'''
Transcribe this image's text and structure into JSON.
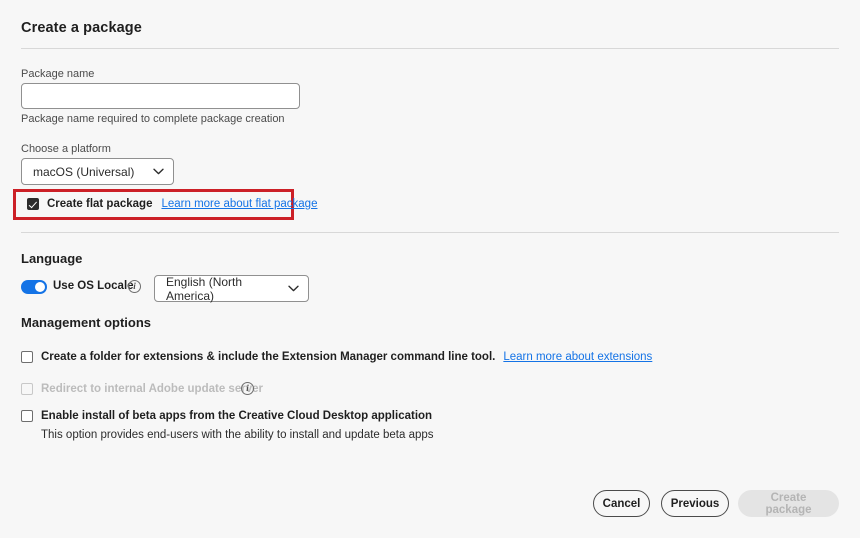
{
  "header": {
    "title": "Create a package"
  },
  "package_name": {
    "label": "Package name",
    "value": "",
    "placeholder": "",
    "helper": "Package name required to complete package creation"
  },
  "platform": {
    "label": "Choose a platform",
    "selected": "macOS (Universal)",
    "options": [
      "macOS (Universal)"
    ],
    "chevron_icon": "chevron-down-icon"
  },
  "flat_package": {
    "checked": true,
    "label": "Create flat package",
    "link": "Learn more about flat package",
    "highlight_color": "#CC2027"
  },
  "language": {
    "heading": "Language",
    "toggle": {
      "label": "Use OS Locale",
      "on": true,
      "accent_color": "#1473E6"
    },
    "info_icon": "info-icon",
    "select": {
      "selected": "English (North America)",
      "options": [
        "English (North America)"
      ],
      "chevron_icon": "chevron-down-icon"
    }
  },
  "management": {
    "heading": "Management options",
    "items": [
      {
        "label": "Create a folder for extensions & include the Extension Manager command line tool.",
        "link": "Learn more about extensions",
        "checked": false,
        "disabled": false
      },
      {
        "label": "Redirect to internal Adobe update server",
        "checked": false,
        "disabled": true,
        "info_icon": "info-icon"
      },
      {
        "label": "Enable install of beta apps from the Creative Cloud Desktop application",
        "checked": false,
        "disabled": false,
        "description": "This option provides end-users with the ability to install and update beta apps"
      }
    ]
  },
  "footer": {
    "cancel_label": "Cancel",
    "previous_label": "Previous",
    "create_label": "Create package"
  },
  "theme": {
    "background": "#F7F7F7",
    "link_color": "#1473E6",
    "accent_color": "#1473E6",
    "highlight_color": "#CC2027"
  }
}
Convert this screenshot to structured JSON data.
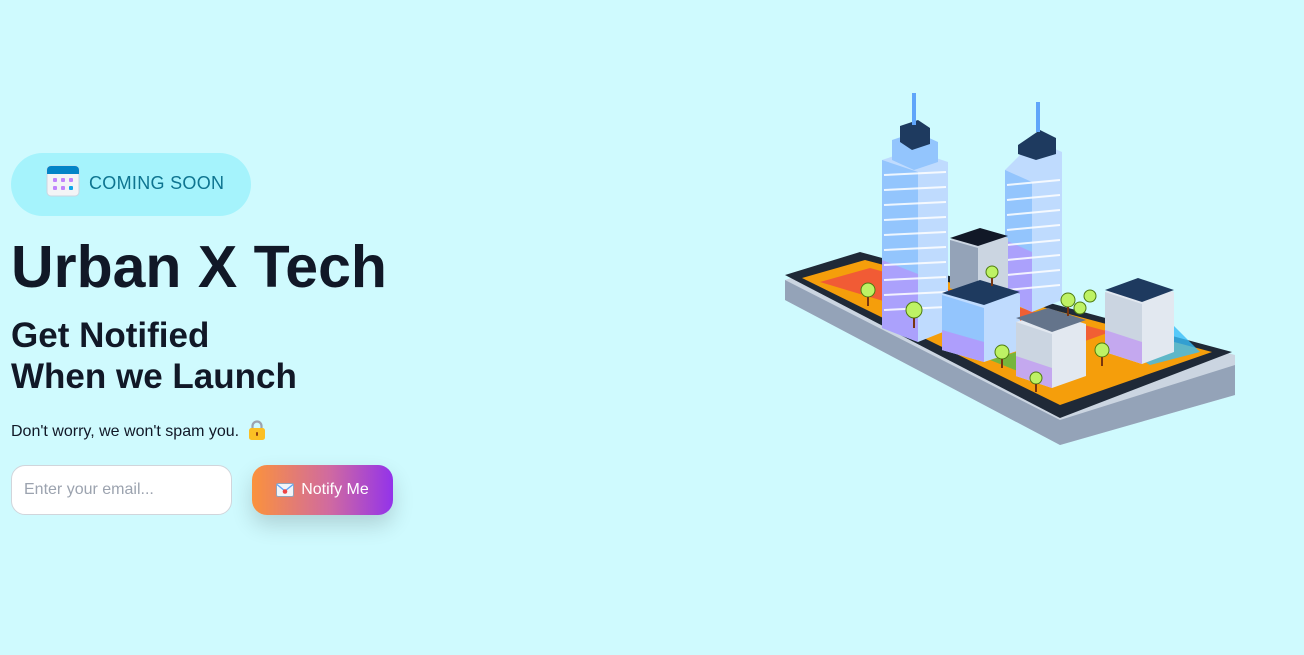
{
  "badge": {
    "icon": "calendar-icon",
    "label": "COMING SOON"
  },
  "hero": {
    "title": "Urban X Tech",
    "subtitle_line1": "Get Notified",
    "subtitle_line2": "When we Launch",
    "illustration": "smartphone-city-illustration"
  },
  "notice": {
    "text": "Don't worry, we won't spam you.",
    "icon": "lock-icon"
  },
  "form": {
    "email_placeholder": "Enter your email...",
    "email_value": "",
    "button_label": "Notify Me",
    "button_icon": "envelope-icon"
  },
  "colors": {
    "background": "#cffafe",
    "badge_background": "#a5f3fc",
    "badge_text": "#0e7490",
    "heading": "#111827",
    "button_gradient_start": "#fb923c",
    "button_gradient_end": "#9333ea"
  }
}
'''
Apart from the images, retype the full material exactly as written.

- [Output below]
Transcribe this image's text and structure into JSON.
{
  "header": {
    "title": "Create a package"
  },
  "package_name": {
    "label": "Package name",
    "value": "",
    "placeholder": "",
    "helper": "Package name required to complete package creation"
  },
  "platform": {
    "label": "Choose a platform",
    "selected": "macOS (Universal)",
    "options": [
      "macOS (Universal)"
    ],
    "chevron_icon": "chevron-down-icon"
  },
  "flat_package": {
    "checked": true,
    "label": "Create flat package",
    "link": "Learn more about flat package",
    "highlight_color": "#CC2027"
  },
  "language": {
    "heading": "Language",
    "toggle": {
      "label": "Use OS Locale",
      "on": true,
      "accent_color": "#1473E6"
    },
    "info_icon": "info-icon",
    "select": {
      "selected": "English (North America)",
      "options": [
        "English (North America)"
      ],
      "chevron_icon": "chevron-down-icon"
    }
  },
  "management": {
    "heading": "Management options",
    "items": [
      {
        "label": "Create a folder for extensions & include the Extension Manager command line tool.",
        "link": "Learn more about extensions",
        "checked": false,
        "disabled": false
      },
      {
        "label": "Redirect to internal Adobe update server",
        "checked": false,
        "disabled": true,
        "info_icon": "info-icon"
      },
      {
        "label": "Enable install of beta apps from the Creative Cloud Desktop application",
        "checked": false,
        "disabled": false,
        "description": "This option provides end-users with the ability to install and update beta apps"
      }
    ]
  },
  "footer": {
    "cancel_label": "Cancel",
    "previous_label": "Previous",
    "create_label": "Create package"
  },
  "theme": {
    "background": "#F7F7F7",
    "link_color": "#1473E6",
    "accent_color": "#1473E6",
    "highlight_color": "#CC2027"
  }
}
Convert this screenshot to structured JSON data.
{
  "badge": {
    "icon": "calendar-icon",
    "label": "COMING SOON"
  },
  "hero": {
    "title": "Urban X Tech",
    "subtitle_line1": "Get Notified",
    "subtitle_line2": "When we Launch",
    "illustration": "smartphone-city-illustration"
  },
  "notice": {
    "text": "Don't worry, we won't spam you.",
    "icon": "lock-icon"
  },
  "form": {
    "email_placeholder": "Enter your email...",
    "email_value": "",
    "button_label": "Notify Me",
    "button_icon": "envelope-icon"
  },
  "colors": {
    "background": "#cffafe",
    "badge_background": "#a5f3fc",
    "badge_text": "#0e7490",
    "heading": "#111827",
    "button_gradient_start": "#fb923c",
    "button_gradient_end": "#9333ea"
  }
}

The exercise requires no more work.